There’s a legend that the Hemingway wrote the greatest short story ever using just six words:
“For sale, baby shoes. Never worn.”
There are many indications that Papa didn’t pen those words or— if he did— was not the first to do so. But the Hemingway attribution persists, as these things often do.
The baby shoes story is illustrative of trying to tell a story with the absolute minimum of works. Generally referred to as flash fiction, the six-word limit led to the idea of the six-word memoir, including a collection published in book form by Smith Magazine in 2008.
Regardless, the point remains: you can say a lot without saying much at all. Which brings me around to my question today.
Why are you doing what you’re doing? Or, put another way, when you’re gone, what do you want people to remember about you?
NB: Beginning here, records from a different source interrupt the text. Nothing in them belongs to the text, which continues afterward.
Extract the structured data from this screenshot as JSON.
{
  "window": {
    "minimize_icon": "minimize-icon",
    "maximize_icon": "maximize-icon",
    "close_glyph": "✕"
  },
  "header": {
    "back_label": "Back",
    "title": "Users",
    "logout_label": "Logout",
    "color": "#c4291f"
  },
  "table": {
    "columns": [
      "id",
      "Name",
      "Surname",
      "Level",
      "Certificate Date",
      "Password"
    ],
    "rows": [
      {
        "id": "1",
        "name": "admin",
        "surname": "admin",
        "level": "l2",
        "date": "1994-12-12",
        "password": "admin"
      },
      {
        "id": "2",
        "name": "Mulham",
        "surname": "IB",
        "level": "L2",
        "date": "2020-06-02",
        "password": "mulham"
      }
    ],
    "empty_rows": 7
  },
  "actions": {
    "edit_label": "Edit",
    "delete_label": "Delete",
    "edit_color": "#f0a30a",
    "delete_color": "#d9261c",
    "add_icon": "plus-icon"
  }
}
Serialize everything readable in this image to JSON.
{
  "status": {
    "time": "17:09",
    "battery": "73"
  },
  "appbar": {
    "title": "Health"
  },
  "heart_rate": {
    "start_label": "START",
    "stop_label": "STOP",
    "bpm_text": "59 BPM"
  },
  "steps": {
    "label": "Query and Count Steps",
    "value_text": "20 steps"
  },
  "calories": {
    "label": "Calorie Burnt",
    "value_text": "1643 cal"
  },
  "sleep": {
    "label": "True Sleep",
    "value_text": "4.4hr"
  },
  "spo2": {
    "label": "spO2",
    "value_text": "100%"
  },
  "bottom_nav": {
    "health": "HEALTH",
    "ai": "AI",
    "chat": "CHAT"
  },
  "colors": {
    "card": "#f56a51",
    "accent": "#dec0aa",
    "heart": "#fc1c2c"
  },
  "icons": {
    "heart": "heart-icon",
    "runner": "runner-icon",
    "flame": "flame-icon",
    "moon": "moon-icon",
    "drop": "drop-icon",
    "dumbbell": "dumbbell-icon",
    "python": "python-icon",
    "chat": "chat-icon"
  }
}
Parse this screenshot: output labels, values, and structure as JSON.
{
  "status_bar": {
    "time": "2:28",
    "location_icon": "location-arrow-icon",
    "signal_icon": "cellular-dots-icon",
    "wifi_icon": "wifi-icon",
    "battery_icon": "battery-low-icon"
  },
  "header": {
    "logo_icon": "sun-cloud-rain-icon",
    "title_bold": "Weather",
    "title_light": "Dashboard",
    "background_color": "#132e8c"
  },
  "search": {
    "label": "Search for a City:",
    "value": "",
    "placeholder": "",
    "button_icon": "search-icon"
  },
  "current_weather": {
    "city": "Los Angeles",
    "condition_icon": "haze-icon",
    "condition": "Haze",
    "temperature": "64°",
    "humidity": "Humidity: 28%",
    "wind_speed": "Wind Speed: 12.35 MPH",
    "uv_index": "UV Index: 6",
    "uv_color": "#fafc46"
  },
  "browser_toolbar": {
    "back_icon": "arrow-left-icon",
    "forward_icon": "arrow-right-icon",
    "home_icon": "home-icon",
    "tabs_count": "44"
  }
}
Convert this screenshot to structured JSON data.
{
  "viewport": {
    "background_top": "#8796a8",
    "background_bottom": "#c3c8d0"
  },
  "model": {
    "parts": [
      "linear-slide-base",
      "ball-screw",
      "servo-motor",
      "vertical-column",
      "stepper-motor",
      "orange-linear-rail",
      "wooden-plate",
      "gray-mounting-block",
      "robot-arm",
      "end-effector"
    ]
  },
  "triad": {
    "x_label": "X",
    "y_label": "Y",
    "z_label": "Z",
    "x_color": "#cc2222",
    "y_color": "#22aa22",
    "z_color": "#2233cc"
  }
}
Recently, my CEO group was tasked with considering these questions and writing our own six-word memoirs. It’s a great exercise that will help you hone in on the things that really keep you going, enabling you to marginalize all the noise and trash that just interferes with clear thinking.
It was also surprisingly difficult to do. In the end, I finally settled on:
For this: “I love you, Dad.”
Do you have your own six-word memoir? If so, I’d love to read it; share it in the comments below. If you haven’t written one yet but want to try, Smith Magazine has some great examples and good inspiration.